§ Exercise goal: Look for the string "Friluftslivsområder" in the data below, and copy each line that holds it.

[Records drawn from a dataset]
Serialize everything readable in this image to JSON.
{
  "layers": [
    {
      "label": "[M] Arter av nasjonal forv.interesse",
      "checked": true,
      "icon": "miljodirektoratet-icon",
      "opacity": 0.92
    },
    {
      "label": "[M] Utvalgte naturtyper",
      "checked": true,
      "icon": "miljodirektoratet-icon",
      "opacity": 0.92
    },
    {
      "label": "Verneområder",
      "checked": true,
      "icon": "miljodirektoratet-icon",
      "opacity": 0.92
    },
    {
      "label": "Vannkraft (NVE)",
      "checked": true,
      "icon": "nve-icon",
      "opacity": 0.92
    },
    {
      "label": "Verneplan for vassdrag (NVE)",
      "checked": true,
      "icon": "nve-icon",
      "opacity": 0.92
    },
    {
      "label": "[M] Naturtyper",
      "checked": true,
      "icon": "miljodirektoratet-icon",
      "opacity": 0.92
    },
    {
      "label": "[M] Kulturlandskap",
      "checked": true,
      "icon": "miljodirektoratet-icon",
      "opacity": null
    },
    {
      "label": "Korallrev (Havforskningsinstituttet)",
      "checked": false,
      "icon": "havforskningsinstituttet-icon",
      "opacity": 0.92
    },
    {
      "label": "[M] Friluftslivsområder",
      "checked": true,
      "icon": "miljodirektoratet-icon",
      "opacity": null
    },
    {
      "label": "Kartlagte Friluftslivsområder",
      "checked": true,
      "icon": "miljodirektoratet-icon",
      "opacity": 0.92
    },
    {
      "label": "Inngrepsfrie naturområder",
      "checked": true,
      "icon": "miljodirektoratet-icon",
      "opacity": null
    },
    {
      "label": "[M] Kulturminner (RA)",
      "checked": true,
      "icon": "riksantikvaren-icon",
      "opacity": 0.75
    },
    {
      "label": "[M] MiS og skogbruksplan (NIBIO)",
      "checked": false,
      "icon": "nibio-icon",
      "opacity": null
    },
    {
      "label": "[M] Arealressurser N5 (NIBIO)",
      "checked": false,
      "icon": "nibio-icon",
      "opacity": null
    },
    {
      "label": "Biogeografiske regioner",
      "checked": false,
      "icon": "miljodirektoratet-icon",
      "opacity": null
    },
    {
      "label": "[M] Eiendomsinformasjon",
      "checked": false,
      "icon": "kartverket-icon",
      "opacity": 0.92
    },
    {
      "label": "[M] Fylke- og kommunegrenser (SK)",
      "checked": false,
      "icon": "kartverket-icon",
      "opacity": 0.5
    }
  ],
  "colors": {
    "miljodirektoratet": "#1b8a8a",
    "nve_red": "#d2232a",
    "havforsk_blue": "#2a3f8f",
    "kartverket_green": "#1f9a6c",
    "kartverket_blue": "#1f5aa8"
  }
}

§ Answer for the task:
      "label": "[M] Friluftslivsområder",
      "label": "Kartlagte Friluftslivsområder",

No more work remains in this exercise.